YOUR ASSIGNMENT: Look through the lines below, find those with the word "this", and copy them.

*** RECORDS ***

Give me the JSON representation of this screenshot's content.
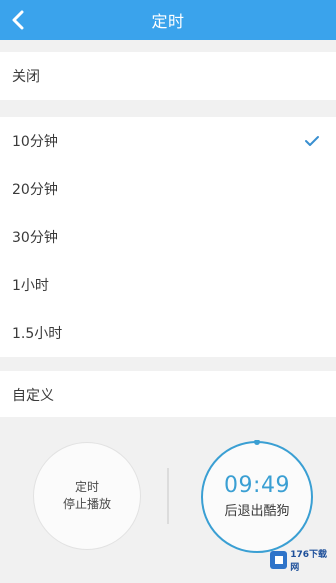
{
  "header": {
    "title": "定时",
    "back_icon": "chevron-left-icon"
  },
  "options": [
    {
      "label": "关闭",
      "selected": false
    },
    {
      "label": "10分钟",
      "selected": true
    },
    {
      "label": "20分钟",
      "selected": false
    },
    {
      "label": "30分钟",
      "selected": false
    },
    {
      "label": "1小时",
      "selected": false
    },
    {
      "label": "1.5小时",
      "selected": false
    },
    {
      "label": "自定义",
      "selected": false
    }
  ],
  "stop_button": {
    "line1": "定时",
    "line2": "停止播放"
  },
  "countdown": {
    "time": "09:49",
    "label": "后退出酷狗"
  },
  "watermark": {
    "text": "176下载网"
  },
  "colors": {
    "accent": "#3aa3ec",
    "ring": "#3a9fd3"
  }
}
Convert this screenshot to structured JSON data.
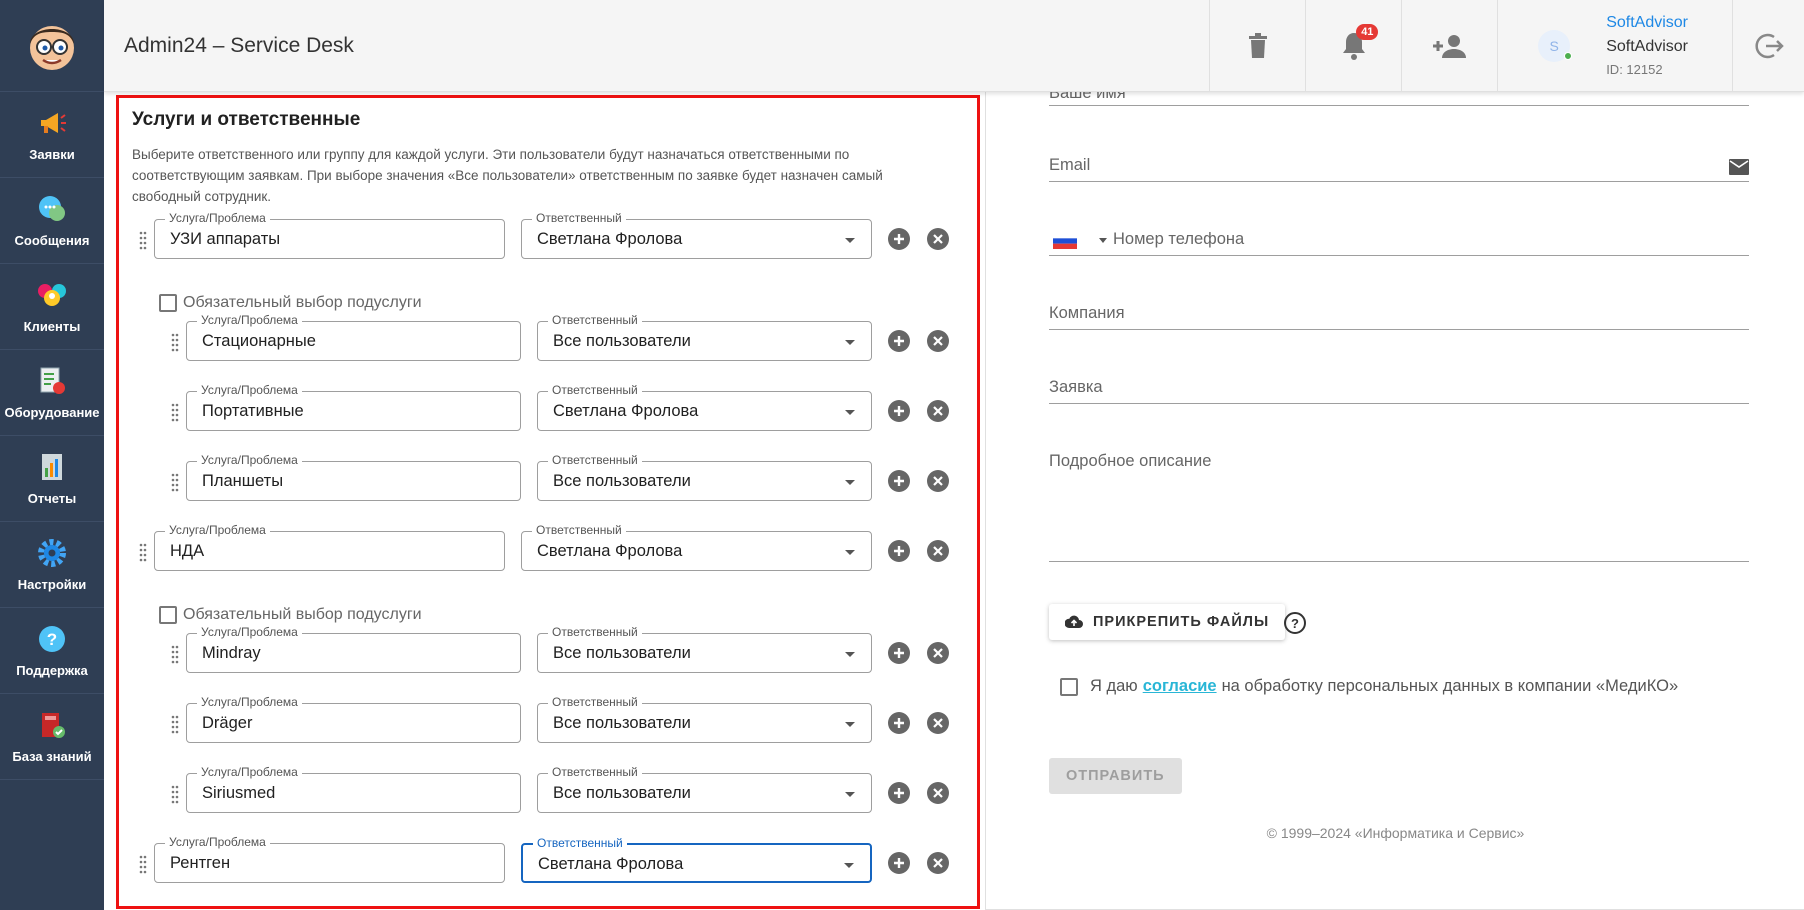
{
  "header": {
    "title": "Admin24 – Service Desk",
    "notifications_count": "41",
    "user": {
      "avatar_letter": "S",
      "link_name": "SoftAdvisor",
      "name": "SoftAdvisor",
      "id_text": "ID: 12152"
    }
  },
  "sidebar": {
    "items": [
      {
        "label": "Заявки",
        "icon": "megaphone-icon"
      },
      {
        "label": "Сообщения",
        "icon": "chat-icon"
      },
      {
        "label": "Клиенты",
        "icon": "clients-icon"
      },
      {
        "label": "Оборудование",
        "icon": "equipment-icon"
      },
      {
        "label": "Отчеты",
        "icon": "report-icon"
      },
      {
        "label": "Настройки",
        "icon": "gear-icon"
      },
      {
        "label": "Поддержка",
        "icon": "help-icon"
      },
      {
        "label": "База знаний",
        "icon": "book-icon"
      }
    ]
  },
  "services": {
    "title": "Услуги и ответственные",
    "description": "Выберите ответственного или группу для каждой услуги. Эти пользователи будут назначаться ответственными по соответствующим заявкам. При выборе значения «Все пользователи» ответственным по заявке будет назначен самый свободный сотрудник.",
    "service_label": "Услуга/Проблема",
    "responsible_label": "Ответственный",
    "mandatory_label": "Обязательный выбор подуслуги",
    "rows": [
      {
        "service": "УЗИ аппараты",
        "responsible": "Светлана Фролова"
      },
      {
        "service": "Стационарные",
        "responsible": "Все пользователи"
      },
      {
        "service": "Портативные",
        "responsible": "Светлана Фролова"
      },
      {
        "service": "Планшеты",
        "responsible": "Все пользователи"
      },
      {
        "service": "НДА",
        "responsible": "Светлана Фролова"
      },
      {
        "service": "Mindray",
        "responsible": "Все пользователи"
      },
      {
        "service": "Dräger",
        "responsible": "Все пользователи"
      },
      {
        "service": "Siriusmed",
        "responsible": "Все пользователи"
      },
      {
        "service": "Рентген",
        "responsible": "Светлана Фролова"
      }
    ]
  },
  "form": {
    "name_label": "Ваше имя",
    "email_label": "Email",
    "phone_label": "Номер телефона",
    "company_label": "Компания",
    "request_label": "Заявка",
    "description_label": "Подробное описание",
    "attach_label": "ПРИКРЕПИТЬ ФАЙЛЫ",
    "help_glyph": "?",
    "consent_before": "Я даю",
    "consent_link": "согласие",
    "consent_after": "на обработку персональных данных в компании «МедиКО»",
    "submit_label": "ОТПРАВИТЬ",
    "copyright": "© 1999–2024 «Информатика и Сервис»"
  }
}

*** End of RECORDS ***

WRITTEN REPLY:
Give me the JSON representation of this screenshot's content.
Convert this screenshot to structured JSON data.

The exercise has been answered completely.